In 2010 and 2011, biological control was measured in our plots using molecular gut content analysis. This method detects prey DNA (e.g. Pieris rapae DNA and Plutella xylostella DNA) in the guts of field collected predators and shows predation rates within the field and identifies significant predators. In 2010, predation of the imported cabbageworm (Pieris rapae) was greatest in our plots with the greatest habitat complexity (Figure A below). The diversity of predators found positive for prey DNA in their guts was also greatest in these parts of the field. In 2011 (Figure B below), predation of another cabbage pest, the diamondback moth (Plutella xylsotella), was higher in plots with greater vegetational complexity. Structural complexity did not appear to influence predation of the diamondback moth in 2011. It appears that predation may be impacted by habitat complexity between cabbage rows. Possible mechanisms for this trend include that these habitats support a larger natural enemy community, enhance foraging efficiency of natural enemies, or reduce intraguild predation.
Manipulating structural complexity between cabbage rows
In 2012, we examined the impact of different forms of structural complexity on cabbage arthropods. Treatments included combinations of different mulch species (e.g. none, vetch, and rye) and the height of mulch (e.g. standing or crimped).
Insect community structure
The herbivore community in 2012 was shaped by the cover crop species between the cabbage rows (Figure A). Natural enemy community dendograms show the predator community (Figure B), the ground predator community (Figure C), and the parasitoid community (Figure D) also being shaped by cover crop species, with natural enemy communities often distinct in plots with rye mulch. Crimping or the height of the mulch did not appear to shape our arthropod communities. In general, natural enemy communities were similar across vetch and bare soil plots. This is not surprising since rye and vetch plots were indistinguishable later in the season, due to the quick decomposition of vetch mulch. It appears the type of structural complexity provided by different mulch species (e.g. broadleaf vs. grass) influences community structure.
The height of the cover crop mulch did not appear to influence arthropod abundance. However, arthropod abundance differed across cover crop species. Fewer flea beetles were observed in rye plots compared to vetch and bare soil plots. Other pest species were not different across treatments. Natural enemies, such as ground beetle species (e.g. Harpalus pennsylvanicus) and a specialized parasitoid, Cotesia rubecula, were also more abundant in rye plots. Our findings suggest rye mulch can enhance natural enemy abundance. Since rye decays more slowly, this mulch provides habitat and resources for a more extended period of time than vetch or bare soil plots.

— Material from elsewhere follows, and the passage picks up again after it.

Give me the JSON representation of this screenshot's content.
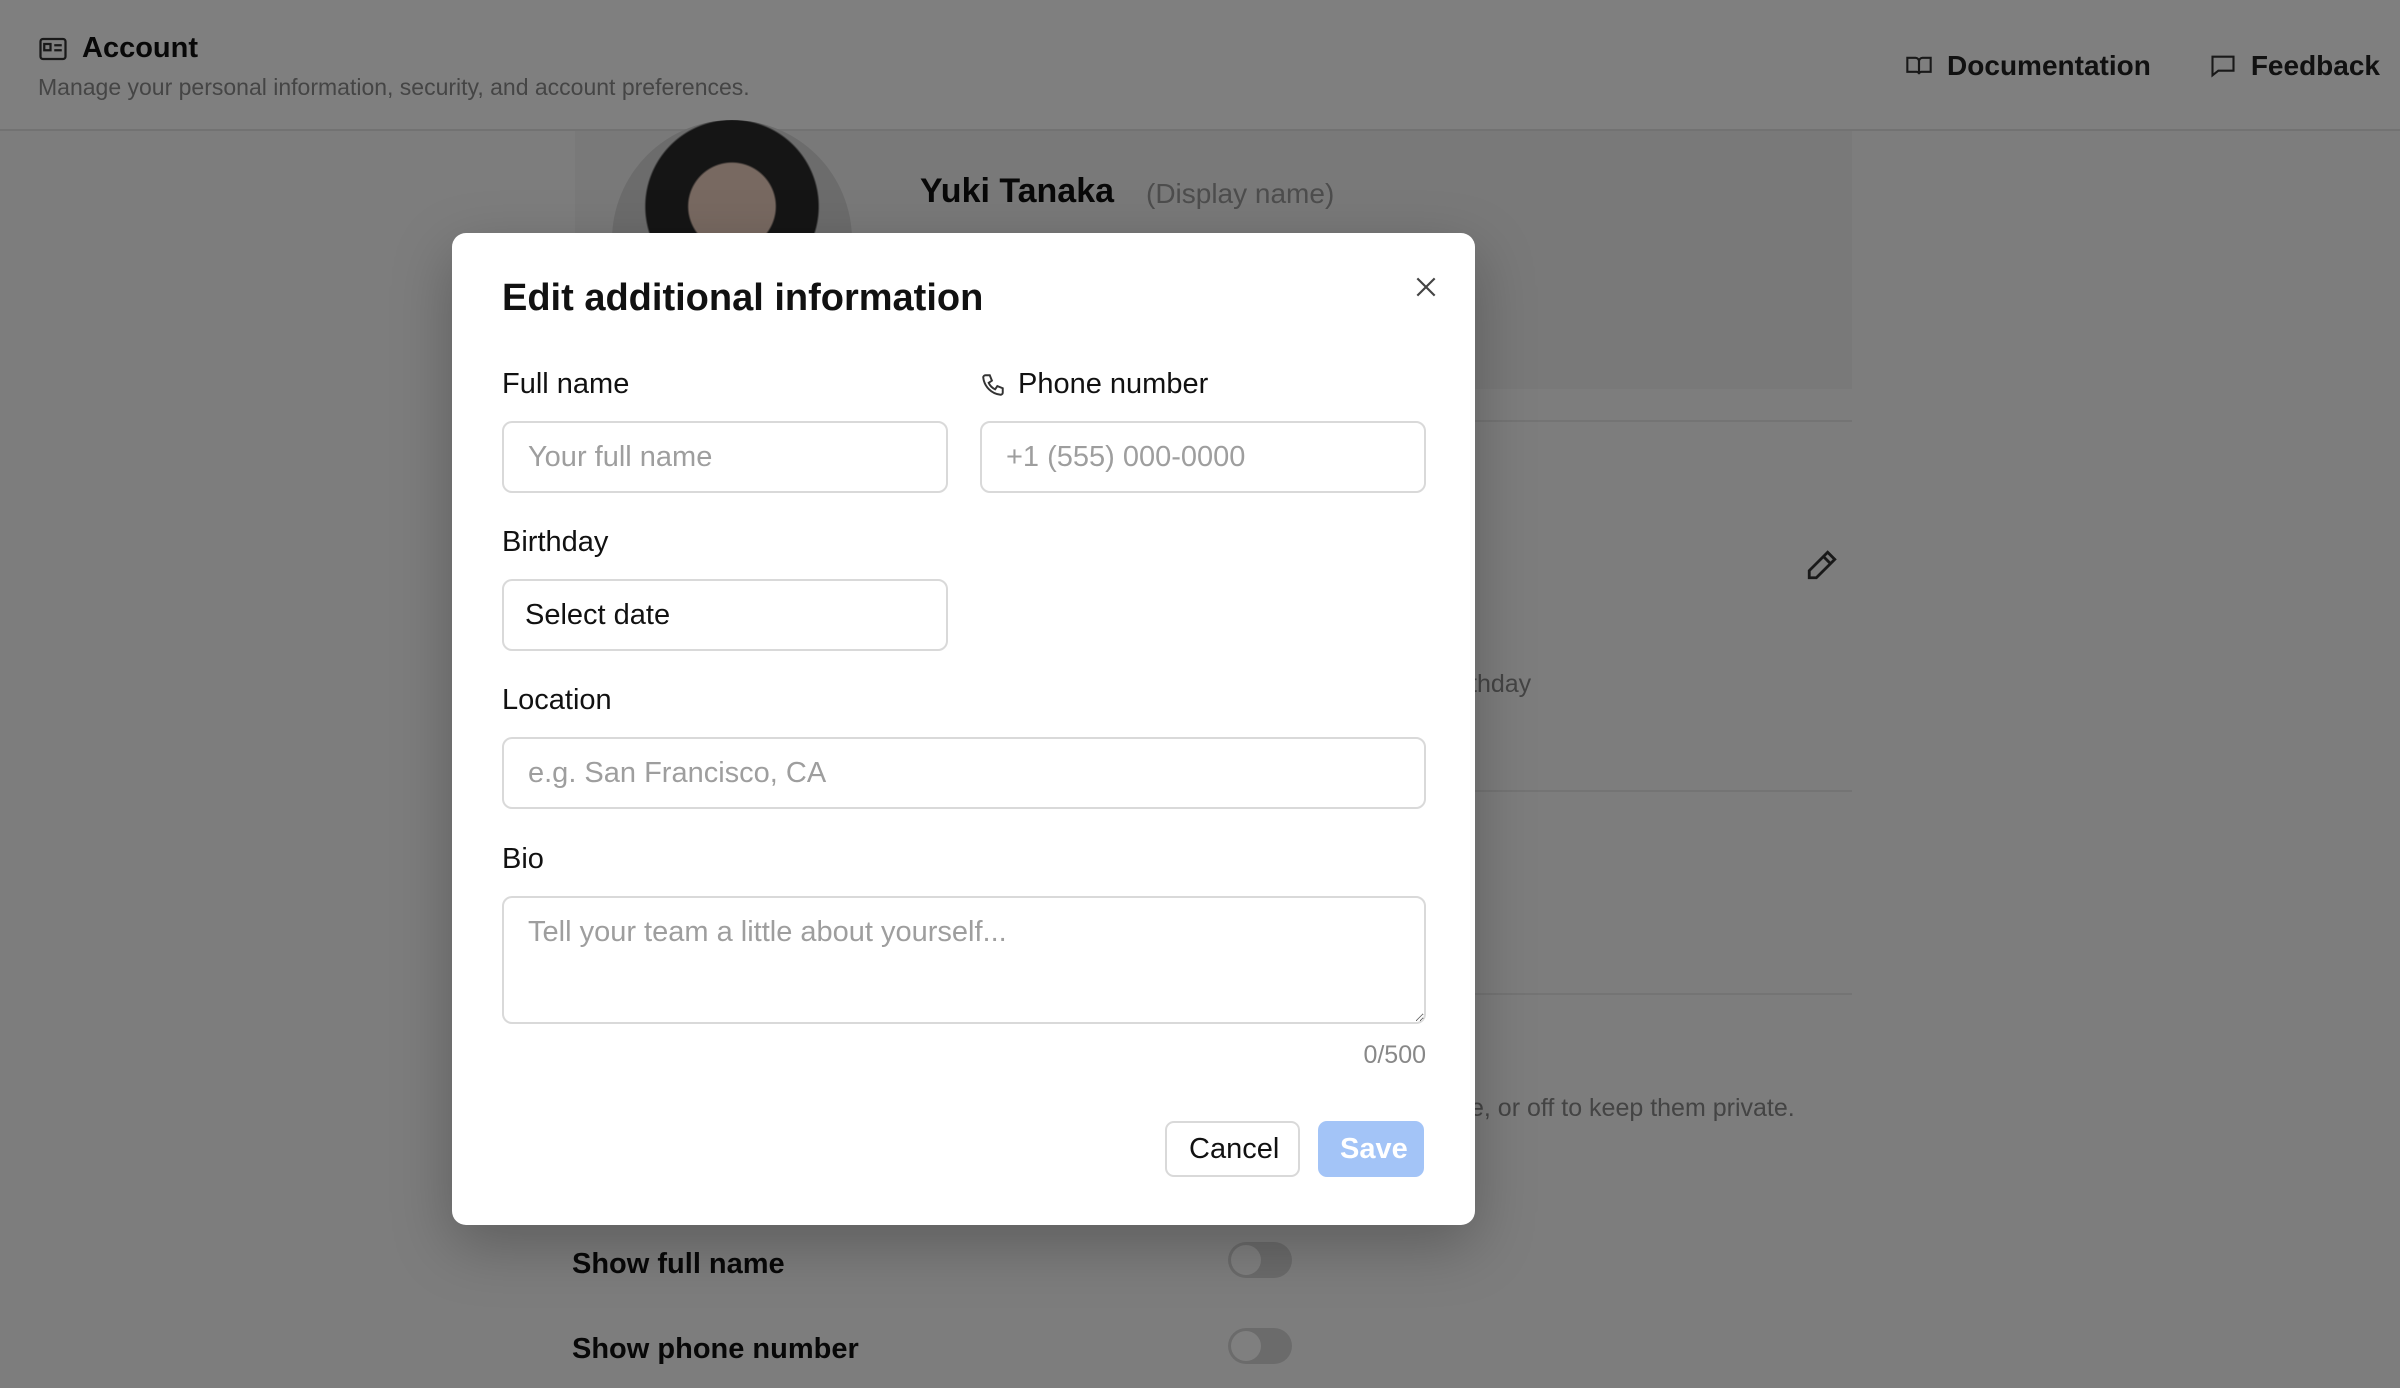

Using predator exclusion cages with sentinel prey (e.g. imported cabbageworm) indicates predation and parasitism rates within the field due to guilds of natural enemies (e.g. small predators and parasitoids and large predators). In 2012, manipulating structural complexity by changing mulch species or height did not influence predation (Figure A) or parasitism rates (Figure B) of the imported cabbageworm. However, we did observe 40-70% predation across our cabbage fields, with most predation due to small predators (lady beetle larvae, lacewing larvae, small spiders, etc.). Parasitism rates approached 25% during the later part of the cabbage growing season. This project indicates the importance of small natural enemies and the services they provide in our fields as natural biological control.
This work is part of A. Bryant’s graduate research. Article written by A. Bryant.